Most businesses maintain at least three major financial reports:
- Income statement. An income statement lays out all of a business’s revenue streams, expenses, and profit over the course of a specific period of time (usually one year or one quarter).
- Balance sheet. A balance sheet is a document that provides a snapshot of a company’s assets and liabilities on any specific day.
- Cash flow statement. A cash flow statement provides information about cash coming in and out of a company over a period of time.
Together, these three statements can help give accountants and potential investors a better understanding of the financial health of your business.
7. Pay extra attention to cash flow management
Of the three financial statements above, the cash flow statement, which details all cash payments and income, is especially important. It can give you an understanding of how specific business expenses and income streams affect your company’s financial health. By analyzing cash flow, you might notice that certain customers consistently pay invoices late or that some suppliers are charging your business more than you can afford. Knowing those things can help you decide when to stop doing business with certain customers and suppliers or how to set your prices.
8. Conduct quarterly reviews
During a quarterly review, an accounting professional will go over all of your financial data recorded by the bookkeeper and use it to make recommendations about your business’s growth, expense cutting, borrowing, lending, and other financial matters. You may also want to take this time to strategize and plan for the future of the business.
9. Double-check your bookkeeping with credit card and bank statements
Double-checking all recorded transactions with bank and credit card statements each month is a good practice to minimize the risk of bookkeeping errors. It’s important, however, to remember that bank and credit card statements do not replace good bookkeeping. Banks and credit cards can also sometimes make mistakes, so it’s important to have your own record of your invoices and receipts.
10. Hire professionals when needed
Bookkeeping can be a lot of work, especially if you’re an already busy small business owner. Procrastinating and failing to document transactions could lead to bookkeeping work piling up and make your records very difficult to manage. If you find yourself falling behind or feeling overwhelmed by bookkeeping, it’s a good idea to hire a professional bookkeeper who can put in the hours needed to keep your books up to date.
Bookkeeping best practices FAQ
What are some common bookkeeping mistakes that small-business owners make?
Small-business owners sometimes fail to choose and stick with one bookkeeping system, causing their records to be prone to errors. Additionally, failing to maintain important records increases the chance of errors. These mistakes are more likely to be avoided if you hire a professional bookkeeper.

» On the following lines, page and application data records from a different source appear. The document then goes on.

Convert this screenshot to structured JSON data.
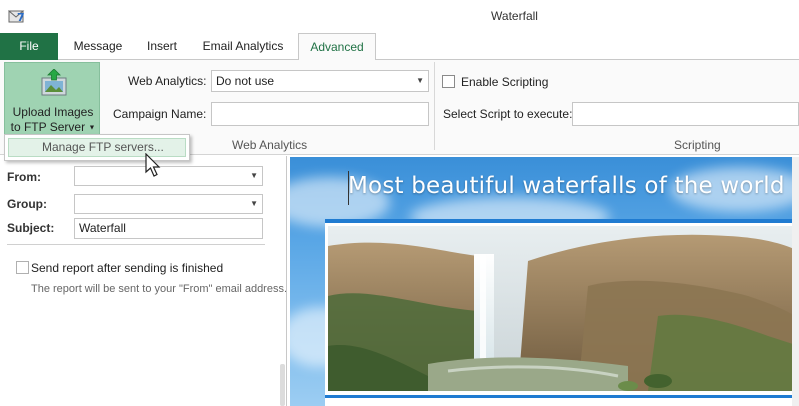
{
  "window": {
    "title": "Waterfall"
  },
  "tabs": [
    {
      "label": "File"
    },
    {
      "label": "Message"
    },
    {
      "label": "Insert"
    },
    {
      "label": "Email Analytics"
    },
    {
      "label": "Advanced"
    }
  ],
  "ribbon": {
    "upload": {
      "line1": "Upload Images",
      "line2": "to FTP Server"
    },
    "web_analytics": {
      "label": "Web Analytics:",
      "value": "Do not use",
      "campaign_label": "Campaign Name:",
      "campaign_value": "",
      "group_label": "Web Analytics"
    },
    "scripting": {
      "enable_label": "Enable Scripting",
      "select_label": "Select Script to execute:",
      "select_value": "",
      "group_label": "Scripting"
    }
  },
  "popup": {
    "item": "Manage FTP servers..."
  },
  "left": {
    "from_label": "From:",
    "from_value": "",
    "group_label": "Group:",
    "group_value": "",
    "subject_label": "Subject:",
    "subject_value": "Waterfall",
    "send_report_label": "Send report after sending is finished",
    "note": "The report will be sent to your \"From\" email address."
  },
  "preview": {
    "heading": "Most beautiful waterfalls of the world"
  },
  "colors": {
    "accent": "#207245",
    "brand_blue": "#1f7bd1"
  }
}
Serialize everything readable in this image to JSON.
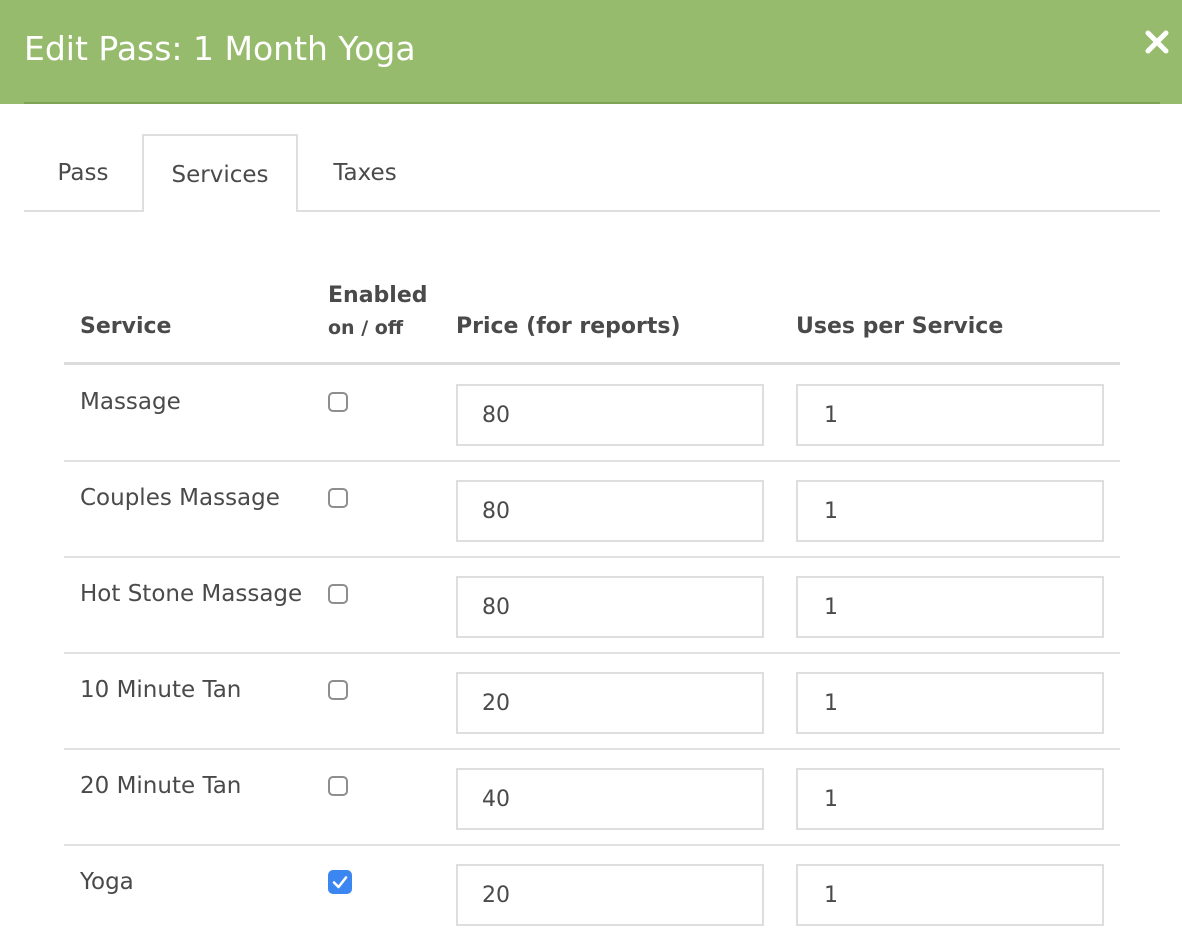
{
  "header": {
    "title": "Edit Pass: 1 Month Yoga",
    "close_icon": "close-icon",
    "color": "#97bb6d"
  },
  "tabs": [
    {
      "label": "Pass",
      "active": false
    },
    {
      "label": "Services",
      "active": true
    },
    {
      "label": "Taxes",
      "active": false
    }
  ],
  "table": {
    "headers": {
      "service": "Service",
      "enabled": "Enabled",
      "enabled_sub": "on / off",
      "price": "Price (for reports)",
      "uses": "Uses per Service"
    },
    "rows": [
      {
        "service": "Massage",
        "enabled": false,
        "price": "80",
        "uses": "1"
      },
      {
        "service": "Couples Massage",
        "enabled": false,
        "price": "80",
        "uses": "1"
      },
      {
        "service": "Hot Stone Massage",
        "enabled": false,
        "price": "80",
        "uses": "1"
      },
      {
        "service": "10 Minute Tan",
        "enabled": false,
        "price": "20",
        "uses": "1"
      },
      {
        "service": "20 Minute Tan",
        "enabled": false,
        "price": "40",
        "uses": "1"
      },
      {
        "service": "Yoga",
        "enabled": true,
        "price": "20",
        "uses": "1"
      }
    ]
  },
  "colors": {
    "checkbox_checked": "#3b86f0"
  }
}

How often should I record and reconcile financial transactions?
You should record transactions as frequently as you can. This can be every day if that’s how frequently the transactions are taking place. You should reconcile transactions with bank or credit card statements at least once a month.
Why is it important to keep receipts and invoices?
Receipts and invoices can be used as evidence in the event that your bank or credit card company makes a mistake, or you undergo a tax audit. Invoices also can help predict anticipated income, even if they haven’t been paid yet.
How can financial reports help me make better business decisions?
Financial reports can give you insight into the sources of your expenses and income streams. They can also help you see trends or seasonal cycles, which can help you budget and plan for your business’s future.
Is it necessary to hire a bookkeeper or accountant?
Most businesses find it helpful to hire an accountant at least once a year for tax filing. You may also consider hiring a bookkeeper if you’re struggling to keep up with recording transactions.